Do structured settlement transactions need greater transparency in pricing?

In last weeks commentary on the question of “How much commission does a structured settlement broker get paid” I mentioned two key areas I wanted to expand upon. The first, “Transparency in Pricing” is the subject of this week's commentary.

The event which is driving a lot of this discussion, the class action suit against AIG structured settlements and it’s claims of a RICO level conspiracy with settlement brokers nationwide, raises some key issues related to how structured settlement annuities are priced, who is paid and how pricing and payments should be disclosed to the vulnerable end user of the product, that end user typically being a personal injury victim. The complaint focuses a great deal of attention on the non-disclosure of commissions, pricing and I'm sure it will be an area of discussion in the coming months are structured settlement professional association meetings. 
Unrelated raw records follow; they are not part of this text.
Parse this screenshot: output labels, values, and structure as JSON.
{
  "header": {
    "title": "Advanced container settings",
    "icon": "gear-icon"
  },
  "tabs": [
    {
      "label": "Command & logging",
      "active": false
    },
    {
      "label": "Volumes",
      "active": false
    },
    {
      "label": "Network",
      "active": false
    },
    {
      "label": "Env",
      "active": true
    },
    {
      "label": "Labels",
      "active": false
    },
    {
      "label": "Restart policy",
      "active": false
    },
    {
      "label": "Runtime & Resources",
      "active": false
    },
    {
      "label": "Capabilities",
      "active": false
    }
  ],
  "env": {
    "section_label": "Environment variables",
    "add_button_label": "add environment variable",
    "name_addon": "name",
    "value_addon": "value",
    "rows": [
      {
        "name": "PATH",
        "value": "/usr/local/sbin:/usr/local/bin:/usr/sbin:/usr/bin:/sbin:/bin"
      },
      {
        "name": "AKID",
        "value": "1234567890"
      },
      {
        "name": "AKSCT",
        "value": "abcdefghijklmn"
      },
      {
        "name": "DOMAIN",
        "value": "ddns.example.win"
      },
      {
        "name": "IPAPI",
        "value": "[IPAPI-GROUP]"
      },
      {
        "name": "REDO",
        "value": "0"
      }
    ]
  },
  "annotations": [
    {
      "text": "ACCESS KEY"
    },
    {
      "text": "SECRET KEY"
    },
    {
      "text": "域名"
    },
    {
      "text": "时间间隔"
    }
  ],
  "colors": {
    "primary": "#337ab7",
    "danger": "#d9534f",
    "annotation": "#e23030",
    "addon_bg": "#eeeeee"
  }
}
As I stated last week, the standard commission of 4% on all premium placed is consistent across all markets. You send in premium as the agent and you get paid 4%, what could be simpler? However, nowhere is that compensation or it’s impact on the pricing of the annuity plan disclosed to the annuitant, or their legal counsel, by the structured settlement agent, the life insurance company or the casualty company negotiating the settlement. There is no disclosure in pre-sale literature, applications or in court proceedings, other than requirements in a very small number of states or counties that have disclosure statutes, with those law typically enforced in cases involving minors or incompetents. Consequently, in the vast majority of structured settlements, there is no clear disclosure of how the pricing was arrived at, what the commission is, who the agent actually is and if there are any commission split arrangements between the structured settlement brokers involved in the case.

Settlement professionals at this point are probably throwing up their hands and saying “ What difference does it make?” Their point being that the commission has been “baked in” to the pricing for decades, no one ever asks and the actual client buying the annuity is the casualty company, so as to fund the structure laid out in the settlement agreement and release. The injured party isn’t even the buyer, according to this logic, but is simply the recipient of a cash flow that happens to be provided by an annuity company selected by the defendants in most cases.  According to this logic, the question by most professionals is "Who cares about commission and pricing disclosure?"

Well, as the AIG class action case seems to indicate, as did the Spencer vs Hartford case which ended the Hartford’s commission rebating on structures, trial lawyers, consumer advocates, judges and increasingly regulators, ALL seem to care. Many are in fact taking a dim view of this opaque process that is often filled with potential conflicts of interest. Further, some of our profession’s biggest competitors, such as trust companies, investment advisers and others are making the professions lack of disclosure in pricing and commissions a BIG issue in their presentations to injury victims, highlighting the level of regulatory supervision they need to adhere to and the Fiduciary Standard they are required to uphold when dealing with the injury victim.

I’ll discuss the Fiduciary standard issue next week, but for this week let’s just reflect on the fact that if I, as an agent, sell a NON-Structured annuity to a consumer I am required to:

  • Provide a full, company illustrated term sheet explaining pricing, returns, liquidity costs, surrender charges and ownership/beneficiary rights and this must be signed by the owner and annuitant.

  • I am required to do a full suitability interview with the client to determine assets, income, sophistication, understanding of the product and how we arrived at the decision that this annuity makes sense for them.

  • The client must sign the disclosure agreement, must initial or sign the illustration and I must, under penalty of perjury, sign that the statements, disclosures and information is true to the best of my belief.

Few, if any, of these things are required when we write a structured settlement annuity contract for people who are typically unsophisticated, badly injured or impaired.

My question to the Settlement Profession is How long do you feel that this major and glaring difference in standards is going to continue in a world where disclosure and fiduciary standards are becoming the norm across all financial sales and investments?

In short, our failure to simply follow the same standards that are required of any life or annuity agent when selling these contracts, is coming back to bite the structured settlement annuity profession and it’s time to change voluntarily before change is forced upon us. The AIG Class Action and RICO suit might seem like a distraction to some in the settlement profession. I can promise you that it is much bigger than that, and that structured settlement professionals need to take this head on and change our disclosure, pricing and sales practices to at least match those required of us in non- structured settlement sales.